**The problem**. If a record holds a picture, omit the picture, but copy everything else below exactly.

**Given information**.

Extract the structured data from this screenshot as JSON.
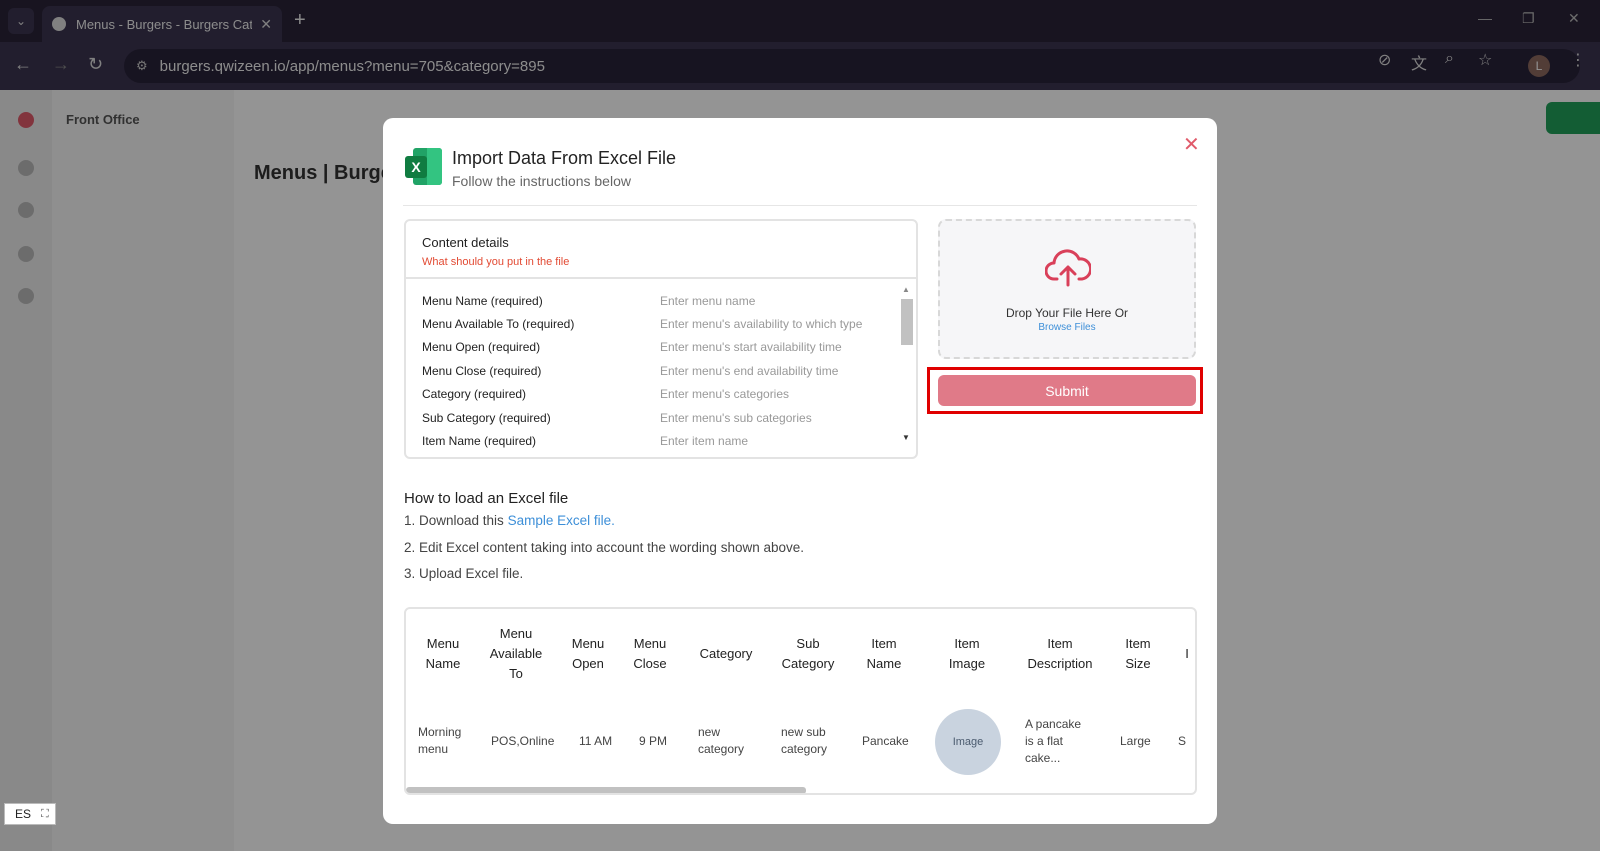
{
  "browser": {
    "tab_title": "Menus - Burgers - Burgers Category",
    "url": "burgers.qwizeen.io/app/menus?menu=705&category=895",
    "profile_initial": "L"
  },
  "background": {
    "sidebar_title": "Front Office",
    "page_heading": "Menus | Burgers"
  },
  "modal": {
    "title": "Import Data From Excel File",
    "subtitle": "Follow the instructions below",
    "content_details": {
      "title": "Content details",
      "subtitle": "What should you put in the file",
      "rows": [
        {
          "field": "Menu Name (required)",
          "hint": "Enter menu name"
        },
        {
          "field": "Menu Available To (required)",
          "hint": "Enter menu's availability to which type"
        },
        {
          "field": "Menu Open (required)",
          "hint": "Enter menu's start availability time"
        },
        {
          "field": "Menu Close (required)",
          "hint": "Enter menu's end availability time"
        },
        {
          "field": "Category (required)",
          "hint": "Enter menu's categories"
        },
        {
          "field": "Sub Category (required)",
          "hint": "Enter menu's sub categories"
        },
        {
          "field": "Item Name (required)",
          "hint": "Enter item name"
        }
      ]
    },
    "dropzone": {
      "text": "Drop Your File Here Or",
      "browse": "Browse Files"
    },
    "submit_label": "Submit",
    "howto": {
      "title": "How to load an Excel file",
      "step1_prefix": "1. Download this ",
      "step1_link": "Sample Excel file.",
      "step2": "2. Edit Excel content taking into account the wording shown above.",
      "step3": "3. Upload Excel file."
    },
    "preview": {
      "headers": [
        "Menu Name",
        "Menu Available To",
        "Menu Open",
        "Menu Close",
        "Category",
        "Sub Category",
        "Item Name",
        "Item Image",
        "Item Description",
        "Item Size",
        "I"
      ],
      "row": [
        "Morning menu",
        "POS,Online",
        "11 AM",
        "9 PM",
        "new category",
        "new sub category",
        "Pancake",
        "Image",
        "A pancake is a flat cake...",
        "Large",
        "S"
      ]
    }
  },
  "language": "ES",
  "colors": {
    "accent": "#e07a88",
    "highlight": "#e00000",
    "link": "#3d8fd8",
    "excel_green": "#107c41"
  }
}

**Result**.
Extract the structured data from this screenshot as JSON.
{
  "browser": {
    "tab_title": "Menus - Burgers - Burgers Category",
    "url": "burgers.qwizeen.io/app/menus?menu=705&category=895",
    "profile_initial": "L"
  },
  "background": {
    "sidebar_title": "Front Office",
    "page_heading": "Menus | Burgers"
  },
  "modal": {
    "title": "Import Data From Excel File",
    "subtitle": "Follow the instructions below",
    "content_details": {
      "title": "Content details",
      "subtitle": "What should you put in the file",
      "rows": [
        {
          "field": "Menu Name (required)",
          "hint": "Enter menu name"
        },
        {
          "field": "Menu Available To (required)",
          "hint": "Enter menu's availability to which type"
        },
        {
          "field": "Menu Open (required)",
          "hint": "Enter menu's start availability time"
        },
        {
          "field": "Menu Close (required)",
          "hint": "Enter menu's end availability time"
        },
        {
          "field": "Category (required)",
          "hint": "Enter menu's categories"
        },
        {
          "field": "Sub Category (required)",
          "hint": "Enter menu's sub categories"
        },
        {
          "field": "Item Name (required)",
          "hint": "Enter item name"
        }
      ]
    },
    "dropzone": {
      "text": "Drop Your File Here Or",
      "browse": "Browse Files"
    },
    "submit_label": "Submit",
    "howto": {
      "title": "How to load an Excel file",
      "step1_prefix": "1. Download this ",
      "step1_link": "Sample Excel file.",
      "step2": "2. Edit Excel content taking into account the wording shown above.",
      "step3": "3. Upload Excel file."
    },
    "preview": {
      "headers": [
        "Menu Name",
        "Menu Available To",
        "Menu Open",
        "Menu Close",
        "Category",
        "Sub Category",
        "Item Name",
        "Item Image",
        "Item Description",
        "Item Size",
        "I"
      ],
      "row": [
        "Morning menu",
        "POS,Online",
        "11 AM",
        "9 PM",
        "new category",
        "new sub category",
        "Pancake",
        "Image",
        "A pancake is a flat cake...",
        "Large",
        "S"
      ]
    }
  },
  "language": "ES",
  "colors": {
    "accent": "#e07a88",
    "highlight": "#e00000",
    "link": "#3d8fd8",
    "excel_green": "#107c41"
  }
}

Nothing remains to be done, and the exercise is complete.